Disturbing soils through various industrial activities results in the loss of nutrients, increased bulk density and changes in physical, chemical and biotic properties, including the loss of soil organic matter. Soil organic matter plays a vital role in the success of disturbed land reclamation and remediation, improving soil properties such as nutrient availability, infiltration and water holding capacity. Properties such as these are of uniquely significant importance for ecosystem functions that will assist in long-term sustainable reclamation in arid and semi-arid climates that are found across large areas of the western United States.

Biochar For Enhanced Remediation

The accumulation of soil carbon using natural recovery techniques is a slow process, and a successful remediation project serves to accelerate the natural recovery process to build long-term carbon storage and soil health.

Biochar has been used and an amendment for the remediation of drastically disturbed sites due to micro-chemical, physical, and biological properties as well as it’s stability in soil.

Through the creation of an engineered vegetative cover, biochar, in addition to other soil amendments, can effectively reduce erosion, and therefore contaminant leaching, by providing an anchored biological surface structure to manage disturbances and the vertical migration of water through contaminated sub-surface mediums.

The successful stabilization of disturbed landscapes is contingent upon the long-term natural succession of plant communities, enhanced soil development processes, and the restoration of soil microbial ecosystem functionality to a state of self-sustainability. The inclusion of biochar in engineered vegetative covers may greatly enhance the success of remediation and can be achieved in ways that can be more cost-effective than conventional approaches.

Table 1. Role of Biochar in Ameliorating Drastically Disturbed Lands

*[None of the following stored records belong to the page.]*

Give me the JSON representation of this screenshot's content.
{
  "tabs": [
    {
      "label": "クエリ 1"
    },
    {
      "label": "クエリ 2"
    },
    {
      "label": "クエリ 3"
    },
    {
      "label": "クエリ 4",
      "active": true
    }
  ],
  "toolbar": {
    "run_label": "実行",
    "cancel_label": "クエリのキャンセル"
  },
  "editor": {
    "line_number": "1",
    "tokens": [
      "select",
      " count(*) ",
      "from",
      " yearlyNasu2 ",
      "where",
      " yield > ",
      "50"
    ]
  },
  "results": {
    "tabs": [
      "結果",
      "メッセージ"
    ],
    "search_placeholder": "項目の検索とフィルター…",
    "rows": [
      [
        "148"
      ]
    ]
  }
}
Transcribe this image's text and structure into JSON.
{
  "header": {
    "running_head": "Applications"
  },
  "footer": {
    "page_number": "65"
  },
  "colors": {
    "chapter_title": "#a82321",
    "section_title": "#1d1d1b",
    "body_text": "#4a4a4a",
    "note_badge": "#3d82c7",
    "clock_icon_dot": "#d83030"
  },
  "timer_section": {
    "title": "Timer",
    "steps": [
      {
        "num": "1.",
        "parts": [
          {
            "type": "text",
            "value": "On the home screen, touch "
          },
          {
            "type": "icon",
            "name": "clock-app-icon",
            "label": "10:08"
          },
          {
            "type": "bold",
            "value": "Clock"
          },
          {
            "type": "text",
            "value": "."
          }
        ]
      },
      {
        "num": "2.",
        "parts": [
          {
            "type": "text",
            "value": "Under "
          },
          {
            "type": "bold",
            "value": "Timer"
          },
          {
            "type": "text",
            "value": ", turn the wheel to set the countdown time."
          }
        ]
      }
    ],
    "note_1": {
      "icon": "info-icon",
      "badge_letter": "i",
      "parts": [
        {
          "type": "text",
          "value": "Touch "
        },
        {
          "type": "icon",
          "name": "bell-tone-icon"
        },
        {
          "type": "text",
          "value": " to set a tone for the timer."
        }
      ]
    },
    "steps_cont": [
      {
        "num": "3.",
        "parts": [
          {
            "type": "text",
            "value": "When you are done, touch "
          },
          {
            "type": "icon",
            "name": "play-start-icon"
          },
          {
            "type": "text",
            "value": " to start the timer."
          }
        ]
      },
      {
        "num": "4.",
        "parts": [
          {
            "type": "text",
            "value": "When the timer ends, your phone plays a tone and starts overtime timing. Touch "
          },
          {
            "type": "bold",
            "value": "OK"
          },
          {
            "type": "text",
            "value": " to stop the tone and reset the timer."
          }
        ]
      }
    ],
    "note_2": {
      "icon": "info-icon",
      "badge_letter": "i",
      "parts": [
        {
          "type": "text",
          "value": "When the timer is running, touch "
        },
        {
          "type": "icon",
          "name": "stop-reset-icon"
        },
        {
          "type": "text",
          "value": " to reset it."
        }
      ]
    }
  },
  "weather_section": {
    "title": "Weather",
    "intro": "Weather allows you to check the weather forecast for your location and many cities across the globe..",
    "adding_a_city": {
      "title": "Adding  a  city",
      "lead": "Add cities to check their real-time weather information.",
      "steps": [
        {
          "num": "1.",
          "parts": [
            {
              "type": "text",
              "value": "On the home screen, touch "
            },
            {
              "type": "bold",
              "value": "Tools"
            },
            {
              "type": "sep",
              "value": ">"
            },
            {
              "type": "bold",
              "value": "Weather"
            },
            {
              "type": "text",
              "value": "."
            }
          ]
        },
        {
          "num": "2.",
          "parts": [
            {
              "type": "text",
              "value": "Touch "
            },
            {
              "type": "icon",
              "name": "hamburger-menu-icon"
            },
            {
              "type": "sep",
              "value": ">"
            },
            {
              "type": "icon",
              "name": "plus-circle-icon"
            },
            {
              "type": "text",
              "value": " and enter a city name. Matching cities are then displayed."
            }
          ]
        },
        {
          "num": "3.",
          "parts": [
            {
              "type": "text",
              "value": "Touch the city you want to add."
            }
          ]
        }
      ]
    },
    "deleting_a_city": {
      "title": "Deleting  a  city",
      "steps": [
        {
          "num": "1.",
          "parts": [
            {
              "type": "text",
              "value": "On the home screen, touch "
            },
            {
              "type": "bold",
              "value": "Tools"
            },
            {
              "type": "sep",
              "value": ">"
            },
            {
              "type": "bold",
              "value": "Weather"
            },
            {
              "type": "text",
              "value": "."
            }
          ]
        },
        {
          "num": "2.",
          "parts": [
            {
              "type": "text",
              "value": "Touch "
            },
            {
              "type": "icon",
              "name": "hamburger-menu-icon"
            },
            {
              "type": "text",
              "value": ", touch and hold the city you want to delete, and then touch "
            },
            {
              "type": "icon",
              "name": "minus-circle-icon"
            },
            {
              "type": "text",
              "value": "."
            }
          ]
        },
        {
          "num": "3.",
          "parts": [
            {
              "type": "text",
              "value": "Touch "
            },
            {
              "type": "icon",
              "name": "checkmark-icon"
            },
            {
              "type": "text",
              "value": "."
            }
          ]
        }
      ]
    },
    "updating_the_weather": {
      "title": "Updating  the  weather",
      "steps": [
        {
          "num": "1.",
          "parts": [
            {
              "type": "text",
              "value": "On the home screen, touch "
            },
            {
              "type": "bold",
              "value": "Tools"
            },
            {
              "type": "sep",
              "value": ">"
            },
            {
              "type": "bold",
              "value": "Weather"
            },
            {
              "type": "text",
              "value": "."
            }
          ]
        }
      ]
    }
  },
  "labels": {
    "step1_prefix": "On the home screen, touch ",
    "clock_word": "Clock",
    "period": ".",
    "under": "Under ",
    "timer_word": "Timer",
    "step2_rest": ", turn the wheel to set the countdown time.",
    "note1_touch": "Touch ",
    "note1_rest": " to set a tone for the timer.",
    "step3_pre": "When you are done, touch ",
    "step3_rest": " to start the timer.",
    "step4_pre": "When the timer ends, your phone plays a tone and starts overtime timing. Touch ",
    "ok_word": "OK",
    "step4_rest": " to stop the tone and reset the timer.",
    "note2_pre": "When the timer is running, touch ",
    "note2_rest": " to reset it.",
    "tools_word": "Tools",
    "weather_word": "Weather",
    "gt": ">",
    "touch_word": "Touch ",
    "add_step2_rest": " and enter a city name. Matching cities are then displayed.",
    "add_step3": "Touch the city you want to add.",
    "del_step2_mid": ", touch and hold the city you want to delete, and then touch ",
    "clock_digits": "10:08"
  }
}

Limiting Factor Variable Problem Short-term Treatment Long-term Treatment Role of Biochar
Soil Structure
Soil Erosion

Soil Moisture
Soil too compact
High erodibility

Too wet

Too dry
Rip or Scarify


Organic mulch
Re-grade, Vegetation
Wetland construction
Tolerant species

Decreased soil bulk destiny, increased infiltration, and decreased erodibility.

Increased water retention due to surface area and charge characteristics.

Nutritional Macronutrients
Nitrogen deficiency

Other deficiencies

N-fixing plants e.g. leguminous trees or shrubs
Fertilizer, Amendments, Tolerant species

Yield increases.

Slow nutrient release.

Soil organic matter stabilization.

Retention of released nutrients.

Increased microbial activity.

Habitat for mychorrhizal fungal hyphae.


Heavy Metals


Acid soils (< 4.5)

Alkaline soils (> 7.8)
High concentrations

EC >4.0 dS/m, pH<8.5 SAR<13

EC <4.0 dS/m, pH>8.5 SAR>13

Pyritic waste, Organic matter
Organic matter, Tolerant cultivar

Gypsum, irrigation

Gypsum, irrigation
Tolerant species

Weathering, Tolerant species
Inert covering, Tolerant cultivar

Weathering, Tolerant species

Weathering, Tolerant species
Designed for alkaline surface charge.
High CEC for Na retention.
High surface area and cation exchange capacity allows for metal retention.

Mixed with gypsum to reduce soil structural issues.

Nutritional values as described.

High CEC for Na retention.